Gambling is a type of risky behavior in which people place something of value, such as money, on the outcome of an uncertain event. It may involve games of chance, such as bingo, card games, slot machines, and sports events or other contests. A person can also bet on something that requires a significant amount of skill, such as horse races or board games.
The monetary prizes in gambling can be small or large, and the game can be played alone or with friends. In addition to financial gain, the activity can lead to other negative outcomes such as stress, depression, and anxiety. Moreover, it can lead to drug addiction, alcoholism, and other psychiatric disorders. In addition, it can damage relationships, careers, and education opportunities. Moreover, a person who gambles may become depressed or suicidal as a result of his or her habit.
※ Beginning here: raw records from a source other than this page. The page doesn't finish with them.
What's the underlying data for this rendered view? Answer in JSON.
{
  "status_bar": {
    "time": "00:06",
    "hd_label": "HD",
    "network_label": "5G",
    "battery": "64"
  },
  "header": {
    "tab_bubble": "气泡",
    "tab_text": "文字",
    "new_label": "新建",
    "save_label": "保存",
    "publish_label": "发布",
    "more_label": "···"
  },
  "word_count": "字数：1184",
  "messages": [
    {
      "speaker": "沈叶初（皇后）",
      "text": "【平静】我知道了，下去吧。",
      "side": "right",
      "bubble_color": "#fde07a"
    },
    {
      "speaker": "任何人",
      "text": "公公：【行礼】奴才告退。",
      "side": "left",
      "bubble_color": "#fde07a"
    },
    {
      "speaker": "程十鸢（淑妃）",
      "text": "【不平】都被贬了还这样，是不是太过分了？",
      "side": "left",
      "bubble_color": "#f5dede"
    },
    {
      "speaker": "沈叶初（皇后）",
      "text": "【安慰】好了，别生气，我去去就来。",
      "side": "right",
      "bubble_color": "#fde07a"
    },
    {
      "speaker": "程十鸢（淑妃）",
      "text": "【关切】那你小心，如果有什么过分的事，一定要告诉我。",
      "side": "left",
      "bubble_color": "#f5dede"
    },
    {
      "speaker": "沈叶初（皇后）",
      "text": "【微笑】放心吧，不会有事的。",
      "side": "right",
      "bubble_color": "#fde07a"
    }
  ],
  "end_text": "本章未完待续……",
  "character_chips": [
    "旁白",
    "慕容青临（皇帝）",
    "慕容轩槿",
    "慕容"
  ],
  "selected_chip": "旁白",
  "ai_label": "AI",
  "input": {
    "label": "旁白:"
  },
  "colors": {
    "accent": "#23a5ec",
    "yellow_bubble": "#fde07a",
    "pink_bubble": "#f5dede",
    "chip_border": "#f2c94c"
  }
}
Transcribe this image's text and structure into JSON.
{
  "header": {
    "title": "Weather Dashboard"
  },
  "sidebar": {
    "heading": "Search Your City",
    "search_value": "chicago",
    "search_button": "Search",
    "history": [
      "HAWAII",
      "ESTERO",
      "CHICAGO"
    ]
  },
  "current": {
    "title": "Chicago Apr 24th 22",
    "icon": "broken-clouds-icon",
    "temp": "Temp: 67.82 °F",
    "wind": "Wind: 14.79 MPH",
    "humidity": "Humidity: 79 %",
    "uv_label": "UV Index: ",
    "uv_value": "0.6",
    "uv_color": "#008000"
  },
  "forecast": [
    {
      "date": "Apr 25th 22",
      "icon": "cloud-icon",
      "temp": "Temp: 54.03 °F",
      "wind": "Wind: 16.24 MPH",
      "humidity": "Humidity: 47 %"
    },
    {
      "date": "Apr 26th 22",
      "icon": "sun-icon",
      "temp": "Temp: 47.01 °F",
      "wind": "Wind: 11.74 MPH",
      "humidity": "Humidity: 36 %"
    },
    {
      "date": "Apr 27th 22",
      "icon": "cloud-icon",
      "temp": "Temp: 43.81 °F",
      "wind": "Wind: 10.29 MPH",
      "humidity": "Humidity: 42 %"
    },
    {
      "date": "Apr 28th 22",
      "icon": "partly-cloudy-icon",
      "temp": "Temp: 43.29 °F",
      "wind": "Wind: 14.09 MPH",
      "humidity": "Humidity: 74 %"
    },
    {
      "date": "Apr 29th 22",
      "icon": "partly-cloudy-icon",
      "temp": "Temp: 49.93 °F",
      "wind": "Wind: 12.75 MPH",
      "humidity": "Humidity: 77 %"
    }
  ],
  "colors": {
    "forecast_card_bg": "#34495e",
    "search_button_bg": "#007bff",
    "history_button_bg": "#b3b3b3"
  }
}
There are several ways to get help for a problem with gambling. One way is to seek professional counseling. In some cases, an inpatient or residential treatment program may be needed. There are also support groups for those with a gambling problem, such as Gamblers Anonymous, which is based on the 12-step model used by Alcoholics Anonymous. These groups can provide guidance and help with relapse prevention.
Many people engage in some form of gambling. Some do so for pleasure and the possibility of winning a prize, while others may do so as a way to alleviate stress. In some instances, the activity can trigger feelings of euphoria, which are associated with the release of dopamine in the brain.
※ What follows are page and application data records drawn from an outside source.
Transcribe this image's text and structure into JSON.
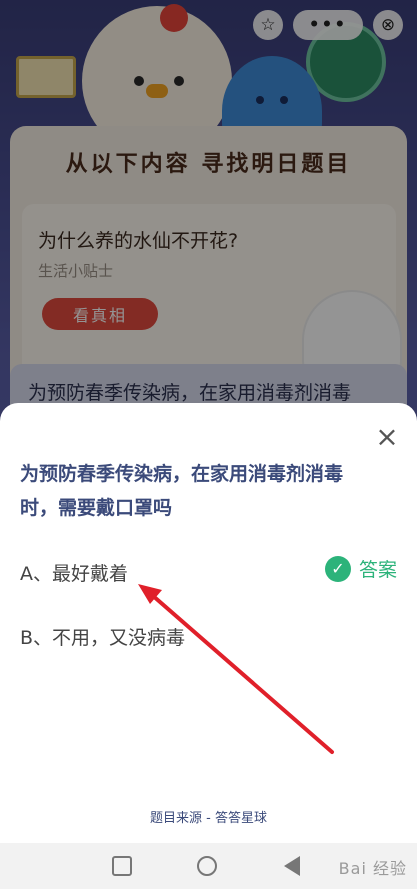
{
  "panel": {
    "title": "从以下内容 寻找明日题目"
  },
  "card": {
    "question": "为什么养的水仙不开花?",
    "subtitle": "生活小贴士",
    "button_label": "看真相"
  },
  "card2": {
    "text": "为预防春季传染病，在家用消毒剂消毒"
  },
  "topbar": {
    "star_icon": "☆",
    "more_icon": "•••",
    "close_icon": "⊗"
  },
  "sheet": {
    "close_icon": "×",
    "question": "为预防春季传染病，在家用消毒剂消毒时，需要戴口罩吗",
    "options": [
      {
        "label": "A、最好戴着",
        "is_answer": true
      },
      {
        "label": "B、不用，又没病毒",
        "is_answer": false
      }
    ],
    "answer_tag": "答案",
    "check_icon": "✓",
    "source": "题目来源 - 答答星球"
  },
  "navbar": {
    "watermark": "Bai 经验"
  },
  "colors": {
    "accent_green": "#2cb37a",
    "question_blue": "#3b4a7a",
    "arrow_red": "#e0202a"
  }
}
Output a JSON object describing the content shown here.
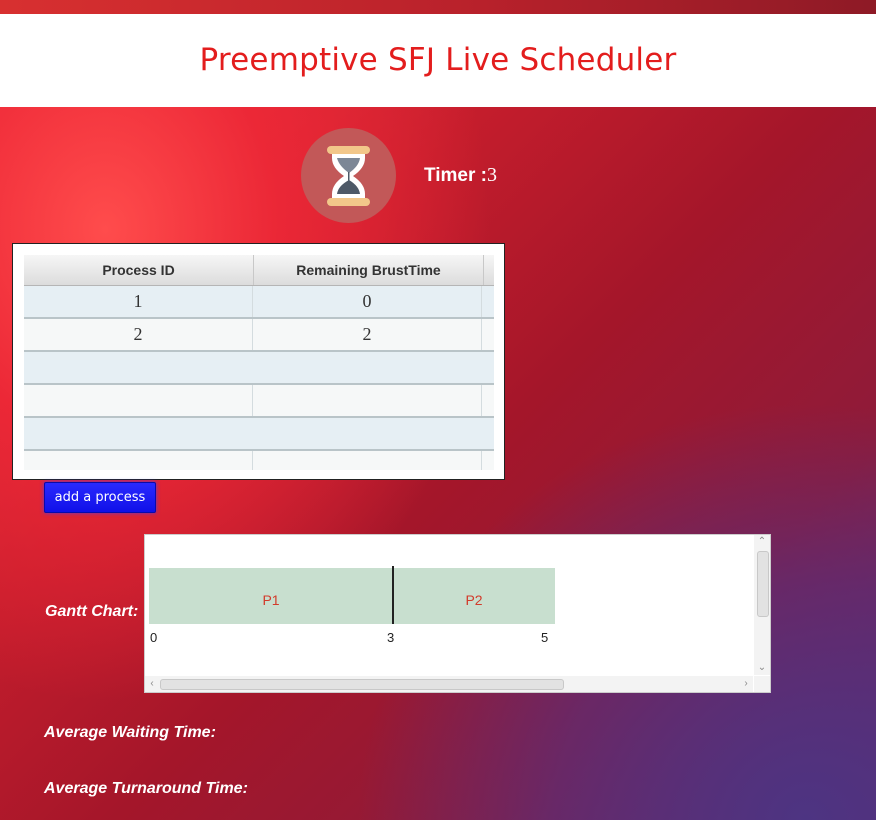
{
  "header": {
    "title": "Preemptive SFJ Live Scheduler"
  },
  "timer": {
    "icon": "hourglass-icon",
    "label": "Timer :",
    "value": "3"
  },
  "process_table": {
    "columns": [
      "Process ID",
      "Remaining BrustTime"
    ],
    "rows": [
      [
        "1",
        "0"
      ],
      [
        "2",
        "2"
      ]
    ]
  },
  "actions": {
    "add_process_label": "add a process"
  },
  "gantt": {
    "label": "Gantt Chart:",
    "segments": [
      {
        "name": "P1",
        "start": 0,
        "end": 3
      },
      {
        "name": "P2",
        "start": 3,
        "end": 5
      }
    ],
    "ticks": [
      "0",
      "3",
      "5"
    ]
  },
  "stats": {
    "avg_waiting_label": "Average Waiting Time:",
    "avg_turnaround_label": "Average Turnaround Time:"
  },
  "colors": {
    "title": "#e31d1d",
    "button": "#1a1aff",
    "gantt_bar": "#c8dfcf",
    "gantt_text": "#d23b2b"
  }
}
Another reason for people to gamble is to socialize with friends. However, the likelihood of winning a prize is usually low. This is because the chances of winning remain the same no matter how often a person presses the button on a machine or rolls the dice. This is known as the gambler’s fallacy, the incorrect belief that if an event or outcome has not occurred recently it will be less likely to occur in the future.
The DSM-5 has reclassified pathological gambling as an addictive disorder. This reclassification is intended to increase credibility of the diagnosis, encourage screening for gambling problems, and promote research into effective treatments. In order to qualify for a diagnosis of pathological gambling, a person must meet all the following criteria: